Microsoft released Windows 10 with big expectations for high adoption rates. According to Terry Myerson, Executive Vice President of Operating Systems, Windows 10 is projected to be installed on over I billion devices word wide. Today those expectations are clearly being met as after only one month of release over 75 million users have made the upgrade to Windows 10.
A big factor driving the high adoption rates of Windows 10 is the strong upgrade incentive offered by Microsoft. Current Home and Professional installs of Windows 7 and 8 qualify for a free upgrade to Windows 10 within the first year of release. Even enterprise users who are typically entrenched in supporting legacy versions are presented with strong reasons to upgrade.

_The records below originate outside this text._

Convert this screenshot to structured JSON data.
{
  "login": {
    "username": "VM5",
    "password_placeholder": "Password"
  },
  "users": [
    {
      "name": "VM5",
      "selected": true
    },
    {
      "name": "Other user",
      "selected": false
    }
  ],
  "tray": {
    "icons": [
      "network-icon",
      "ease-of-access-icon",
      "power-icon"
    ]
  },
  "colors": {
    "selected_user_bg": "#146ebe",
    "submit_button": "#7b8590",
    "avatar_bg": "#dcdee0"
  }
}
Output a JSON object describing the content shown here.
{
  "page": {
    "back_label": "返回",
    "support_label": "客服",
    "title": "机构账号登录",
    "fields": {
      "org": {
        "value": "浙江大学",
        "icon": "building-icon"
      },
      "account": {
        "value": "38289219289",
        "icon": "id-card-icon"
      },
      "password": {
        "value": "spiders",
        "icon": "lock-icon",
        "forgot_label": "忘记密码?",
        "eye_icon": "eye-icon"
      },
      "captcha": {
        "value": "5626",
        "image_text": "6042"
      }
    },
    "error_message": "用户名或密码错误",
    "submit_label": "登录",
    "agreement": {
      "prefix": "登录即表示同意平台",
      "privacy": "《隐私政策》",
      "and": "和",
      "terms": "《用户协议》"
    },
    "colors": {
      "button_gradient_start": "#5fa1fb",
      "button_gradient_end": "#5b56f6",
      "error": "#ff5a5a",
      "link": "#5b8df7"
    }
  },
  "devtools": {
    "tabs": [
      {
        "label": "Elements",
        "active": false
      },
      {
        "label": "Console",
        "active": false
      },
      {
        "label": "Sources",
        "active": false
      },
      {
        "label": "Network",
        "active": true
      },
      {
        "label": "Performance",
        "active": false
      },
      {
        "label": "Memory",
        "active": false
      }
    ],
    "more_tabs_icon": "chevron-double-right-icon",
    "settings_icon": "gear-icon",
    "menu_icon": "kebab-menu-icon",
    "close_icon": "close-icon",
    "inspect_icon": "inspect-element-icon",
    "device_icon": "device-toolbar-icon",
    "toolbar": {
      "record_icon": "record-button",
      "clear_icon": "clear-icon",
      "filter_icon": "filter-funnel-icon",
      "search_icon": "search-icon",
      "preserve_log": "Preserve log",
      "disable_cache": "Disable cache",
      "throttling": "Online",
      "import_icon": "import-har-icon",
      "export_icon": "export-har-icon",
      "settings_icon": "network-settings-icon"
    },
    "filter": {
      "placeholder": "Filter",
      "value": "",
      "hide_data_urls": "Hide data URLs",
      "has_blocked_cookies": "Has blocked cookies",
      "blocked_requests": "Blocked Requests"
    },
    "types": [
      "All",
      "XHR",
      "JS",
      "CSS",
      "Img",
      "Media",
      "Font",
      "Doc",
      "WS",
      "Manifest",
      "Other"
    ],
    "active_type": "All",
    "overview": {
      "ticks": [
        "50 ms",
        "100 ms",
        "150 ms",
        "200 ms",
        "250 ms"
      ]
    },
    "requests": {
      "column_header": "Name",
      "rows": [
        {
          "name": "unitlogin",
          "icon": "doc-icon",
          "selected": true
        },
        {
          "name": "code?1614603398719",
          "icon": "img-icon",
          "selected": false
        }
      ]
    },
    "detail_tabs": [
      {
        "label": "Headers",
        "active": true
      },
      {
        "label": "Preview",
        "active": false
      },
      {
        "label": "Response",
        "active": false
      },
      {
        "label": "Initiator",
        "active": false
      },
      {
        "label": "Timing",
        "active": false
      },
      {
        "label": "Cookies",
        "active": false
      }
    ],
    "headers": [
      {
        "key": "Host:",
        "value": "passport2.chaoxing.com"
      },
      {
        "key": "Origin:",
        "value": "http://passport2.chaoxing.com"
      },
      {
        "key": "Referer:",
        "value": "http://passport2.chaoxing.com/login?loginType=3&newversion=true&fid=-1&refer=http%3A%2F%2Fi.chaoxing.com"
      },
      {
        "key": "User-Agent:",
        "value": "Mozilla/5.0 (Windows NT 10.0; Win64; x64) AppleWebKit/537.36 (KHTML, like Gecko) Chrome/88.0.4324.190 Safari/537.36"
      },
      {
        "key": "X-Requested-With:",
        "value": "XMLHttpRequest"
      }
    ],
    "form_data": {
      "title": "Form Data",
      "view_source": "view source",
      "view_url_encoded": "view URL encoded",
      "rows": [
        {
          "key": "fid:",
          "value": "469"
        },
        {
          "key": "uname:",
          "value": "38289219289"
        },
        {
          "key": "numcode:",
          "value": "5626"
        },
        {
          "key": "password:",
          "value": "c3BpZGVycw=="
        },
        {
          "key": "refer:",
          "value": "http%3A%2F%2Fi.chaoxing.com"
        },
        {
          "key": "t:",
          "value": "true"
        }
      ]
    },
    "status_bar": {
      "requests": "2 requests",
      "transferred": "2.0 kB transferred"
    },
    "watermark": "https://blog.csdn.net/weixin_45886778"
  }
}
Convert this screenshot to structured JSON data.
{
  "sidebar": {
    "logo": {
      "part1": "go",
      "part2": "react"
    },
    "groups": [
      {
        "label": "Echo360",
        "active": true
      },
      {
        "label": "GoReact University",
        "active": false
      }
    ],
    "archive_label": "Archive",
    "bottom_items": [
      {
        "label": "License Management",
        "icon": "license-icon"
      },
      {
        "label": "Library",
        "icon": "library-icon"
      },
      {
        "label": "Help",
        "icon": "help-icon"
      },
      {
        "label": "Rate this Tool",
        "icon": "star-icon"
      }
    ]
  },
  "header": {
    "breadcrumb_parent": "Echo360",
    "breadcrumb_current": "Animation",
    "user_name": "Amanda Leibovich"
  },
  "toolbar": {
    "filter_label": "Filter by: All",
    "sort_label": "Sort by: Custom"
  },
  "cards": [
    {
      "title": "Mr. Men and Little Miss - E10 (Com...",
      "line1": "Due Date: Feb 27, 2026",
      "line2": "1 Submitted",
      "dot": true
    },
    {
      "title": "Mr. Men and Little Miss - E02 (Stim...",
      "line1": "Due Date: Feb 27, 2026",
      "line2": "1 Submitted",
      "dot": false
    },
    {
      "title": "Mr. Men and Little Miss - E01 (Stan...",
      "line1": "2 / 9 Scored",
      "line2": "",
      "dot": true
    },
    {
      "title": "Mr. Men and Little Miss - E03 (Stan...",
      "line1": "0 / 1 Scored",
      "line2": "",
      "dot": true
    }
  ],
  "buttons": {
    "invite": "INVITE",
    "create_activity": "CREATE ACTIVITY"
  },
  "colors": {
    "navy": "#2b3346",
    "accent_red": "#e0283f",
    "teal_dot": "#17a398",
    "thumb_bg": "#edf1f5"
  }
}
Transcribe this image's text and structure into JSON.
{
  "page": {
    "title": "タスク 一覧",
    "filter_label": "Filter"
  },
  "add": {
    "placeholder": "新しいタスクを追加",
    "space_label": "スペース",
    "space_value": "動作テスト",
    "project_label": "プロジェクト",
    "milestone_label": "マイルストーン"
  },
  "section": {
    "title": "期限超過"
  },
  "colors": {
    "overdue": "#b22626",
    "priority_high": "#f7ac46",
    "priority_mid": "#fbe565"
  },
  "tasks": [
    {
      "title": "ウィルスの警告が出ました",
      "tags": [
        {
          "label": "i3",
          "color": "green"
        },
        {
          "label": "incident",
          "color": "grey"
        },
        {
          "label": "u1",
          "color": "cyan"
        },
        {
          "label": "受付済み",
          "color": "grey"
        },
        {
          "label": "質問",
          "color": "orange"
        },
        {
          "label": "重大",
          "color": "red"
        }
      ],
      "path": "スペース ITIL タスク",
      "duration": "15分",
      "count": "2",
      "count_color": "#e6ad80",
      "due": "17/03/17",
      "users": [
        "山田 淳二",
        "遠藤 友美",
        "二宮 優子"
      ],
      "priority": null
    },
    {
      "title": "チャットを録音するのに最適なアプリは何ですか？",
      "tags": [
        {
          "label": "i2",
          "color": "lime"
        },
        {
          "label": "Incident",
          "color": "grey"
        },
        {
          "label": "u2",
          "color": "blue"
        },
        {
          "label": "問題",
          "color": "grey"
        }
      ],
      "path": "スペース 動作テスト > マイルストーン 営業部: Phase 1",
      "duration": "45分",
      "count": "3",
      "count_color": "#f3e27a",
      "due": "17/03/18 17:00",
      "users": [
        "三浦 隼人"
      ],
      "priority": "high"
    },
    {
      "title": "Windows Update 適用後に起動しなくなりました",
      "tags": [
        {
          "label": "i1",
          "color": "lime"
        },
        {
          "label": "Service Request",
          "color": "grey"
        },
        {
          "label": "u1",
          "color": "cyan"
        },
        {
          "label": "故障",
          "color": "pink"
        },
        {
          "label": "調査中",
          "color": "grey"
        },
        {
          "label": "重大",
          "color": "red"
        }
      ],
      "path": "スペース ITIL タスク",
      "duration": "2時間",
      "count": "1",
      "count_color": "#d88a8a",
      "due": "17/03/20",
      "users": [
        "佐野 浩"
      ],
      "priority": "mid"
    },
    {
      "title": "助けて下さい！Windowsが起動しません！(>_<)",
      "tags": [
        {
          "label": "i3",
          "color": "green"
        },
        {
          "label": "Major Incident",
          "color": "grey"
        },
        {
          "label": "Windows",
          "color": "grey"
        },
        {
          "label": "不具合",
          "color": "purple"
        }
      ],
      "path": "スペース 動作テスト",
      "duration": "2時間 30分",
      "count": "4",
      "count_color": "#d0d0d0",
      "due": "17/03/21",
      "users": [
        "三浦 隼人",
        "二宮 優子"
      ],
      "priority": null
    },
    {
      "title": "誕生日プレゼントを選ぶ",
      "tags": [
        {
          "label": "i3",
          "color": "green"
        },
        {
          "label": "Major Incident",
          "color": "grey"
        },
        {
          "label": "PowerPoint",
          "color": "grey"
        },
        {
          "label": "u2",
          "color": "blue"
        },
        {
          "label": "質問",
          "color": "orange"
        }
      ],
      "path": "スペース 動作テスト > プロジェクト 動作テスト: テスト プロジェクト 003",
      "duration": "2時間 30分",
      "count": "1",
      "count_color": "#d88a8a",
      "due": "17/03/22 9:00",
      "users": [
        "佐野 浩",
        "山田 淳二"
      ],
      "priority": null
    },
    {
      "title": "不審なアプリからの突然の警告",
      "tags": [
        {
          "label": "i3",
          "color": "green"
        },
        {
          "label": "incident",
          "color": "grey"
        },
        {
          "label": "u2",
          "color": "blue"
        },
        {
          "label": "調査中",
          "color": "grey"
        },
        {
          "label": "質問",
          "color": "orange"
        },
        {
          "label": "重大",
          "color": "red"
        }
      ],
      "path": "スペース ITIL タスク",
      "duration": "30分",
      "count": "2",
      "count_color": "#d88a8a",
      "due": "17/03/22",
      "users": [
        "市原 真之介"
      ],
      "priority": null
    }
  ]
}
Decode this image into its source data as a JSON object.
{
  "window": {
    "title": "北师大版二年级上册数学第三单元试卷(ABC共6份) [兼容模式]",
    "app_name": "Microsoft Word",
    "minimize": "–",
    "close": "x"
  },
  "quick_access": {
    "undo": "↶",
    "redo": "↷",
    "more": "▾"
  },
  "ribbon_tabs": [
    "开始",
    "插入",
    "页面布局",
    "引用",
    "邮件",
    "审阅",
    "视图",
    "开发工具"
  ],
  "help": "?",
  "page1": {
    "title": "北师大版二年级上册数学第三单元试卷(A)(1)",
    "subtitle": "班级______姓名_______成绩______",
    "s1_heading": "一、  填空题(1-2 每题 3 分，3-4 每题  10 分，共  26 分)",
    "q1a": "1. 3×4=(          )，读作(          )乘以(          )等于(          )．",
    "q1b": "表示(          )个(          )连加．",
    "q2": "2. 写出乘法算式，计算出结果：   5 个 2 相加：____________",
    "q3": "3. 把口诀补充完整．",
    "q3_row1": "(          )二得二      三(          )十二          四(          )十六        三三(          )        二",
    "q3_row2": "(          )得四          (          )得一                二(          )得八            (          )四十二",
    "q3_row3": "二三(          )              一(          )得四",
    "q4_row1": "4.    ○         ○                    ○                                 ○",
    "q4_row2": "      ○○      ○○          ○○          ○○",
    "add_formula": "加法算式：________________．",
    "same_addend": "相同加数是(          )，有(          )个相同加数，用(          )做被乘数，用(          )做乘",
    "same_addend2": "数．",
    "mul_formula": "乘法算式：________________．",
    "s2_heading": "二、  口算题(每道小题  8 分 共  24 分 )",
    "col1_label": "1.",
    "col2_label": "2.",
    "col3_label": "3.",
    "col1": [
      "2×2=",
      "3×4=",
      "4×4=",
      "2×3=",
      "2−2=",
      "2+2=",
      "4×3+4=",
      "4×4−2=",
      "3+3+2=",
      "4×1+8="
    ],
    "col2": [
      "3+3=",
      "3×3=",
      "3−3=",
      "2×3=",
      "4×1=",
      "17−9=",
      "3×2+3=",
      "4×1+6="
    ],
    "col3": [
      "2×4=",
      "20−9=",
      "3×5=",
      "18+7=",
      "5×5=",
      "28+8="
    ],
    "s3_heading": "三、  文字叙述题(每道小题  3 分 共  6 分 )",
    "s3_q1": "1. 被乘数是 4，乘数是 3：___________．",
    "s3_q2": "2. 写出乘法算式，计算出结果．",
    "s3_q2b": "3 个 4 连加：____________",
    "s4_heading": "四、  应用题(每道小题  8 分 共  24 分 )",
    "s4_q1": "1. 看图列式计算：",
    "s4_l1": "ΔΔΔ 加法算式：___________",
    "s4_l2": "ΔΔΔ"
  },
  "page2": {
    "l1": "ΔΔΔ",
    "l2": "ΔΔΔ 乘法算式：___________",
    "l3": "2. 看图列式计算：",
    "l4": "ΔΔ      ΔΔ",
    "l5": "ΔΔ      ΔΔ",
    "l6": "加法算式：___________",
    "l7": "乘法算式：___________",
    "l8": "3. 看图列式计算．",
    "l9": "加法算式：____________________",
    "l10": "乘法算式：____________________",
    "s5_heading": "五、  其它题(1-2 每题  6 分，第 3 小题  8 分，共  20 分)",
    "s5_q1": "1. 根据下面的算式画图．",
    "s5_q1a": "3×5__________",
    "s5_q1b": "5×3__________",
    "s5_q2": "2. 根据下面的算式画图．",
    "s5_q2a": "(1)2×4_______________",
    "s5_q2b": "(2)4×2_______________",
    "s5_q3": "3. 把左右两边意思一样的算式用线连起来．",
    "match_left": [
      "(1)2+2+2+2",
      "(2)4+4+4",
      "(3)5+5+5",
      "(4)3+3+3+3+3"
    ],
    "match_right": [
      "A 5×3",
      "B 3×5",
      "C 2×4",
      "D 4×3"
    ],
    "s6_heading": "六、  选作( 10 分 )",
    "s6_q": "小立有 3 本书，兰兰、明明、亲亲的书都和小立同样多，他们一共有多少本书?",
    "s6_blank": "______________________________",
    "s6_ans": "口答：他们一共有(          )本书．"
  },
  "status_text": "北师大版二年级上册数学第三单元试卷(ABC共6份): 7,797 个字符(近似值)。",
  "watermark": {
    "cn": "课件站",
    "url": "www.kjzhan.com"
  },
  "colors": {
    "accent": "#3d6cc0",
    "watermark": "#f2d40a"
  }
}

These millions of end users moving to Windows 10 will expect the apps they use to adopt the look and feel of Windows 10 while incorporating new platform features like Notifications. Further, end users will expect apps to also run on mobile devices like tablets and smart phones.
Windows 10 is also looking to carve out a foothold in the expanding frontier that is the Internet of Things (IoT). A purpose built IoT version of Windows will run on small devices including those made by hardware manufacturers like Raspberry Pi Foundation, Intel, and Qualcomm.
Microsoft has established Windows 10 in the modern landscape of operating systems while Android, iOS, and OS X continue to be critical targets for multi-platform app deployments. Building apps that run consistently across all these operating systems and form factors is time consuming and difficult to maintain. Today, the modern software developer can streamline the process of building multi-platform apps by leveraging an IDE that offers a rapid application development approach.
What is Windows 10?
Microsoft is modernising its patching and update strategy by introducing "Windows as a Service." Both major and minor updates for Windows 10 will be continuously offered to end users for free during the supported lifetime of the device.
Starting with Windows 8 and the new Metro paradigm, Microsoft brought Windows beyond the desktop and into the world of tablets. Windows 10 is designed to further unify the end user experience across desktop PC, Windows 10 Mobile, gaming on the Xbox, and even augmented reality with the Microsoft HoloLens.
Windows 8 was met with lukewarm adoption rates as users struggled with the experience of views designed for tablets being displayed on large PC monitors. Having the start menu open in full screen, for example, was a jarring experience at best. For Windows 10, Microsoft has reigned in the Metro touch oriented design for desktop across the board. This includes changing the start here menu to behave more like Windows 7. The nod to desktop PC usability in Windows 10 is a large incentive to those who skipped Windows 8 for this reason.
The Windows Runtime (WinRT) layer enables developers to build Windows 10 apps using .NET (C# or Visual...